"Good!" said Allerdyke. "What's it run to, like?"

"Seventy-five thousand," answered Appleyard. "Nice bit of profit on that, Mr. Allerdyke."

"Good--good!" repeated Allerdyke. "Aught else?"

"Naught--at present. Naught out of the usual, anyway," said the manager.

He took off his hat, laid aside the papers he had been busy with on Allerdyke's entrance, and twisted his chair round to the hearth. "This advice, then?" he asked quietly. "I'm free now."

"Aye!" said Allerdyke. He sat reflecting for a moment, and then turned to his manager with a sudden question.

"Have you heard all this about my cousin James?" he asked with sharp directness.

Appleyard lifted a couple of newspapers from his desk.

"No more than what's in these," he answered. "One tells of his sudden death at Hull; the other begins to hint that there was something queer about it."

"Queer!" exclaimed Allerdyke. "Aye, and more than queer, my lad. Our James was murdered! Now, then, Ambler, I've come here to tell you all the story--you must listen to every detail. I know your brains--keep 'em fixed on what I'm going to tell; hear it all; weigh it up, and then tell me what you make of it; for I'm damned if I can make either head or tail, back, side, or front of the whole thing--so far. Happen you can see a bit of light. Listen, now."

Allerdyke, from long training in business habits, was a good teller of a plain and straightforward tale: Appleyard, for the same reason, was a good listener. So one man talked, in low, earnest tones, checking off his points as he made them, taking care that he emphasized the principal items of his news and dwelt lightly on the connecting links, and the other listened in silence, keeping a concentrated attention and storing away the facts in his memory as they were duly marshalled before him. For a good hour one brain gave out, and the other took in, and without waste of words.
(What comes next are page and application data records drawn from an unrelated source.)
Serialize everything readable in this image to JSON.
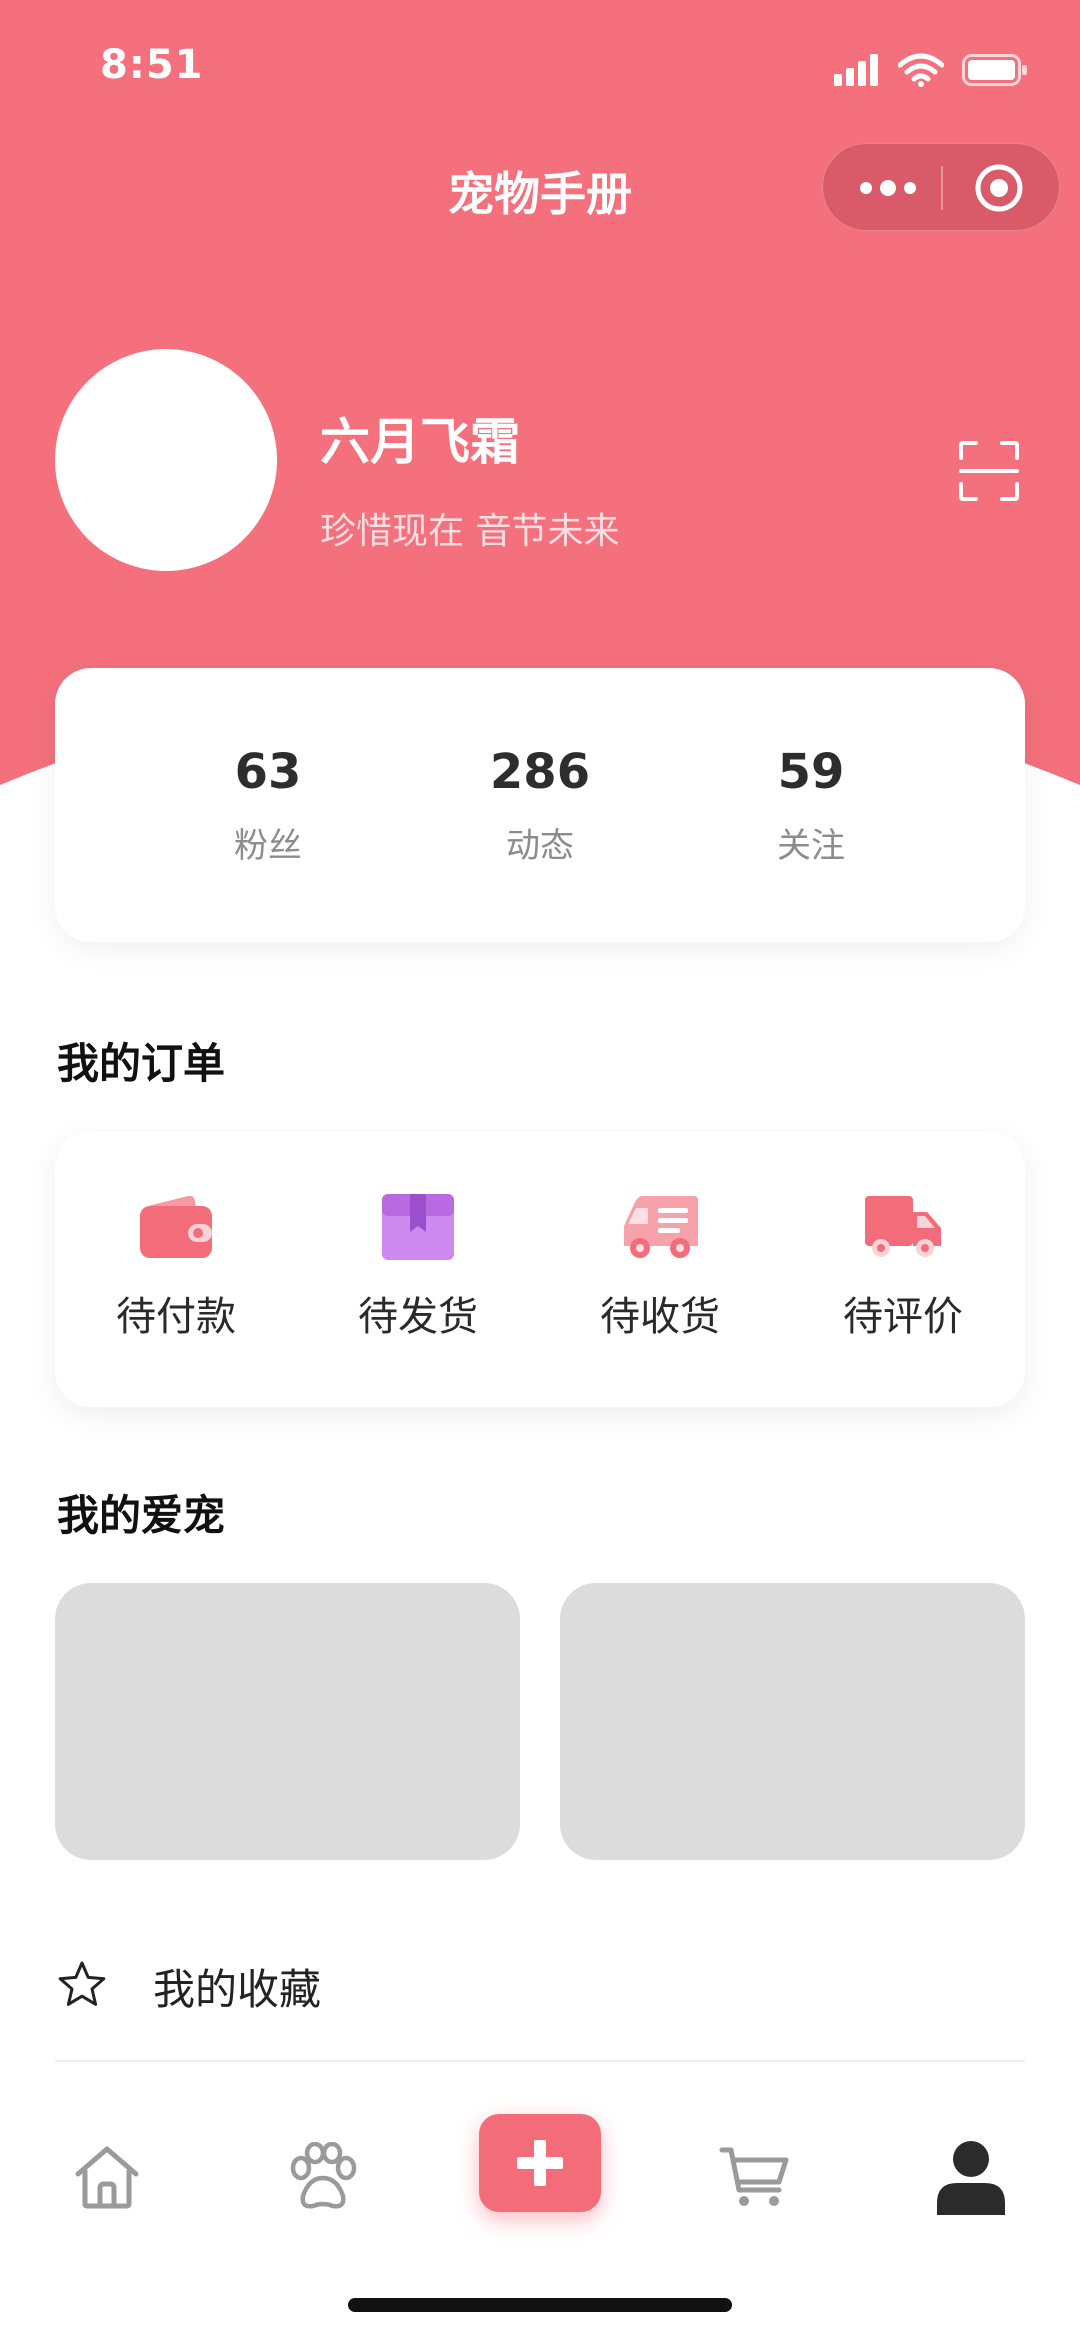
{
  "status_bar": {
    "time": "8:51"
  },
  "nav": {
    "title": "宠物手册"
  },
  "profile": {
    "name": "六月飞霜",
    "motto": "珍惜现在 音节未来"
  },
  "stats": [
    {
      "value": "63",
      "label": "粉丝"
    },
    {
      "value": "286",
      "label": "动态"
    },
    {
      "value": "59",
      "label": "关注"
    }
  ],
  "orders": {
    "title": "我的订单",
    "items": [
      {
        "label": "待付款",
        "icon": "wallet-icon",
        "color": "#f26d79"
      },
      {
        "label": "待发货",
        "icon": "package-icon",
        "color": "#c77be6"
      },
      {
        "label": "待收货",
        "icon": "van-icon",
        "color": "#f48a95"
      },
      {
        "label": "待评价",
        "icon": "truck-icon",
        "color": "#f26d79"
      }
    ]
  },
  "pets": {
    "title": "我的爱宠"
  },
  "favorites": {
    "label": "我的收藏",
    "icon": "star-outline-icon"
  },
  "tabbar": {
    "items": [
      "home-icon",
      "paw-icon",
      "add-icon",
      "cart-icon",
      "user-icon"
    ],
    "active": "user-icon"
  },
  "colors": {
    "brand": "#f26d79",
    "header": "#f3707c",
    "placeholder": "#dcdcdc"
  }
}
It came to an end at last, and master looked at man.

"Well?" said Allerdyke, after a silence that was full of meaning--"well?"

"Take some thinking about," answered Appleyard tersely. "It's a big thing--a devilish clever thing, too. There's one fact strikes me at once, though. The news about the Nastirsevitch jewels leaked out somewhere, Mr. Allerdyke. That's certain. Either here in London, or over there in Russia, it leaked out. Now until this Princess comes you've no means of knowing if the leakage was over yonder. But there's one thing you do know now--at this very minute. There were three people here in England who knew that the jewels were on the way from Russia, in Mr. James Allerdyke's charge. Those three were this man Fullaway, his lady secretary, and Delkin, the Chicago millionaire! Now, then, Mr. Allerdyke--how much, or what, do you know about any one of 'em?"